■ Data section:
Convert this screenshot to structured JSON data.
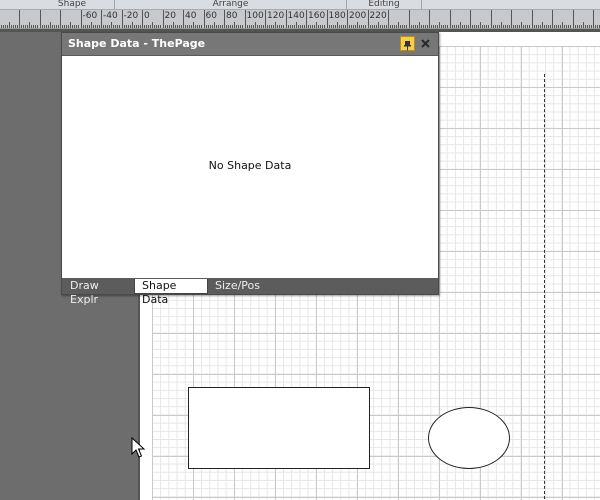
{
  "ribbon": {
    "groups": [
      "Shape",
      "Arrange",
      "Editing"
    ]
  },
  "ruler": {
    "labels": [
      "-60",
      "-40",
      "-20",
      "0",
      "20",
      "40",
      "60",
      "80",
      "100",
      "120",
      "140",
      "160",
      "180",
      "200",
      "220"
    ]
  },
  "shape_data_window": {
    "title": "Shape Data - ThePage",
    "empty_message": "No Shape Data",
    "tabs": [
      {
        "label": "Draw Explr",
        "active": false
      },
      {
        "label": "Shape Data",
        "active": true
      },
      {
        "label": "Size/Pos",
        "active": false
      }
    ]
  },
  "colors": {
    "pin_button": "#f7cd4b",
    "title_bar": "#777777",
    "canvas": "#6d6d6d"
  },
  "icons": [
    "pin-icon",
    "close-icon",
    "mouse-pointer-icon"
  ]
}
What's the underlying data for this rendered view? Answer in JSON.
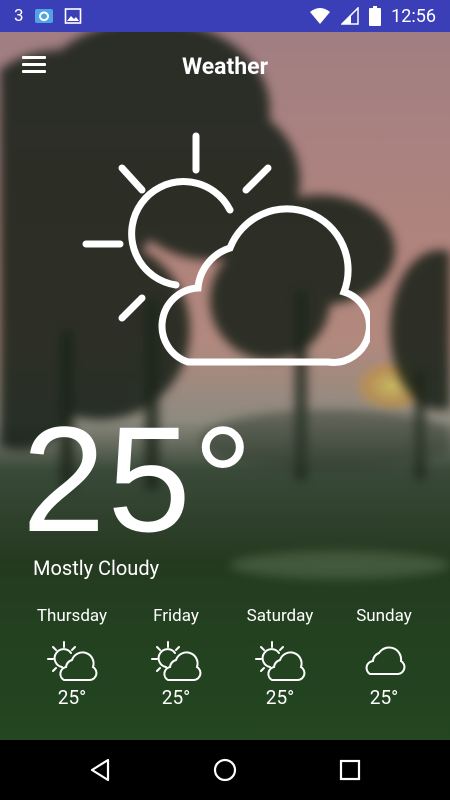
{
  "status_bar": {
    "signal_label": "3",
    "time": "12:56",
    "icons": [
      "sync-notification-icon",
      "image-notification-icon",
      "wifi-icon",
      "cell-signal-icon",
      "battery-icon"
    ]
  },
  "header": {
    "title": "Weather",
    "menu_icon": "hamburger-menu-icon"
  },
  "current": {
    "temperature": "25°",
    "condition": "Mostly Cloudy",
    "icon": "partly-cloudy-icon"
  },
  "forecast": [
    {
      "day": "Thursday",
      "temp": "25°",
      "icon": "partly-cloudy-icon"
    },
    {
      "day": "Friday",
      "temp": "25°",
      "icon": "partly-cloudy-icon"
    },
    {
      "day": "Saturday",
      "temp": "25°",
      "icon": "partly-cloudy-icon"
    },
    {
      "day": "Sunday",
      "temp": "25°",
      "icon": "cloud-icon"
    }
  ],
  "nav_bar": {
    "icons": [
      "back-icon",
      "home-icon",
      "recents-icon"
    ]
  },
  "colors": {
    "status_bar": "#3a3fb8",
    "nav_bar": "#000000",
    "text": "#ffffff"
  }
}
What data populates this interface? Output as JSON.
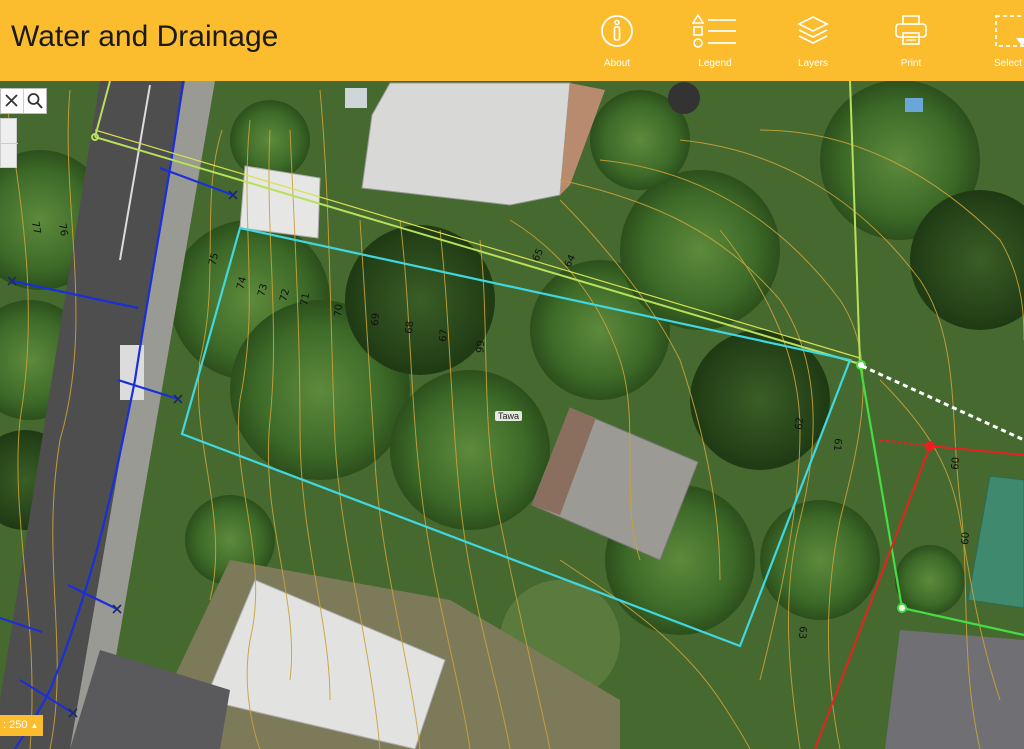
{
  "app": {
    "title": "Water and Drainage"
  },
  "toolbar": {
    "about": "About",
    "legend": "Legend",
    "layers": "Layers",
    "print": "Print",
    "select": "Select"
  },
  "search": {
    "clear_icon": "close-icon",
    "search_icon": "search-icon"
  },
  "scale": {
    "label": ": 250"
  },
  "map": {
    "parcel_label": "Tawa",
    "contour_labels": [
      "77",
      "76",
      "75",
      "74",
      "73",
      "72",
      "71",
      "70",
      "69",
      "68",
      "67",
      "66",
      "65",
      "64",
      "62",
      "61",
      "60",
      "60",
      "63"
    ],
    "colors": {
      "parcel": "#40d8e0",
      "stormwater": "#1a2fd8",
      "wastewater": "#e82020",
      "watermain": "#b8e05a",
      "service": "#44dd44",
      "contour": "#c9a23a",
      "accent": "#fbbd2e"
    }
  }
}
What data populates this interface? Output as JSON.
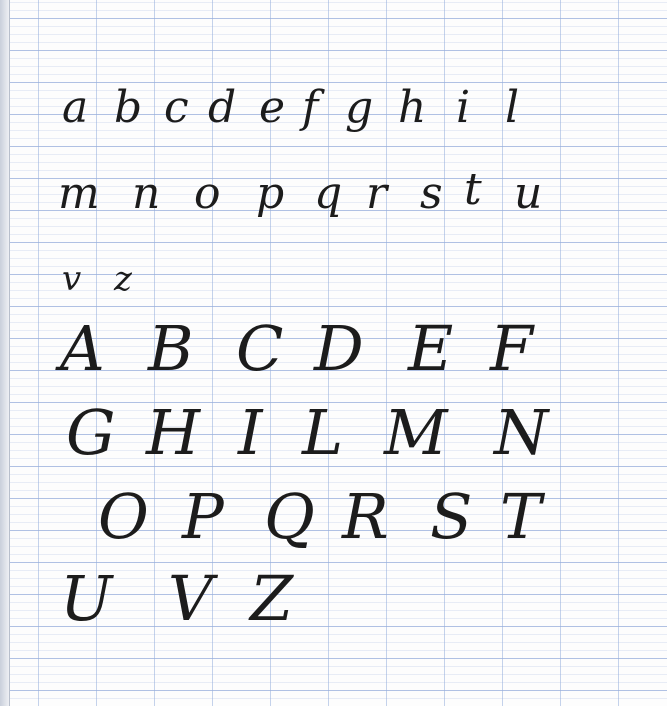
{
  "sheet": {
    "lowercase_row1": [
      "a",
      "b",
      "c",
      "d",
      "e",
      "f",
      "g",
      "h",
      "i",
      "l"
    ],
    "lowercase_row2": [
      "m",
      "n",
      "o",
      "p",
      "q",
      "r",
      "s",
      "t",
      "u"
    ],
    "lowercase_row3": [
      "v",
      "z"
    ],
    "uppercase_row1": [
      "A",
      "B",
      "C",
      "D",
      "E",
      "F"
    ],
    "uppercase_row2": [
      "G",
      "H",
      "I",
      "L",
      "M",
      "N"
    ],
    "uppercase_row3": [
      "O",
      "P",
      "Q",
      "R",
      "S",
      "T"
    ],
    "uppercase_row4": [
      "U",
      "V",
      "Z"
    ]
  }
}
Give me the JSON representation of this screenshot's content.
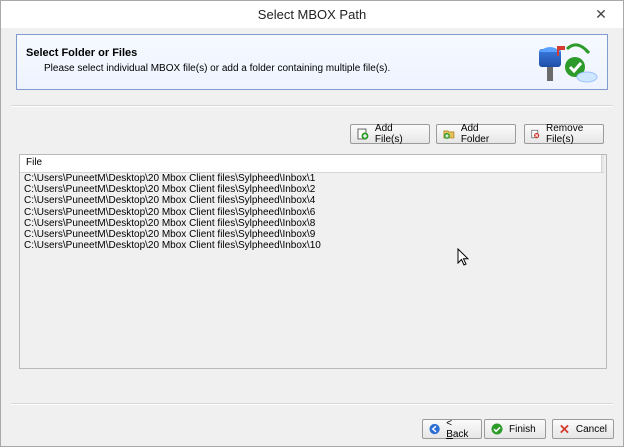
{
  "window": {
    "title": "Select MBOX Path"
  },
  "header": {
    "title": "Select Folder or Files",
    "subtitle": "Please select individual MBOX file(s) or add a folder containing multiple file(s)."
  },
  "actions": {
    "add_files": "Add File(s)",
    "add_folder": "Add Folder",
    "remove_files": "Remove File(s)"
  },
  "file_list": {
    "columns": [
      "File"
    ],
    "rows": [
      "C:\\Users\\PuneetM\\Desktop\\20 Mbox Client files\\Sylpheed\\Inbox\\1",
      "C:\\Users\\PuneetM\\Desktop\\20 Mbox Client files\\Sylpheed\\Inbox\\2",
      "C:\\Users\\PuneetM\\Desktop\\20 Mbox Client files\\Sylpheed\\Inbox\\4",
      "C:\\Users\\PuneetM\\Desktop\\20 Mbox Client files\\Sylpheed\\Inbox\\6",
      "C:\\Users\\PuneetM\\Desktop\\20 Mbox Client files\\Sylpheed\\Inbox\\8",
      "C:\\Users\\PuneetM\\Desktop\\20 Mbox Client files\\Sylpheed\\Inbox\\9",
      "C:\\Users\\PuneetM\\Desktop\\20 Mbox Client files\\Sylpheed\\Inbox\\10"
    ]
  },
  "footer": {
    "back_prefix": "< ",
    "back_accel": "B",
    "back_rest": "ack",
    "finish": "Finish",
    "cancel": "Cancel"
  },
  "icons": {
    "close": "close-icon",
    "mailbox": "mailbox-art-icon",
    "add_file": "add-file-icon",
    "add_folder": "add-folder-icon",
    "remove": "remove-icon",
    "back": "back-arrow-icon",
    "finish": "check-icon",
    "cancel": "cancel-x-icon"
  },
  "colors": {
    "header_border": "#7f9bd0",
    "add_green": "#2c9b2a",
    "remove_red": "#d23b2e",
    "back_blue": "#2b6fd6"
  }
}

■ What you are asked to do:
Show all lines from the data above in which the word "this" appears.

■ Task solution:
Convert this screenshot to structured JSON data.
What's the underlying data for this rendered view? Answer in JSON.
What data populates this interface? Output as JSON.
What data populates this interface? Output as JSON.
Give me the JSON representation of this screenshot's content.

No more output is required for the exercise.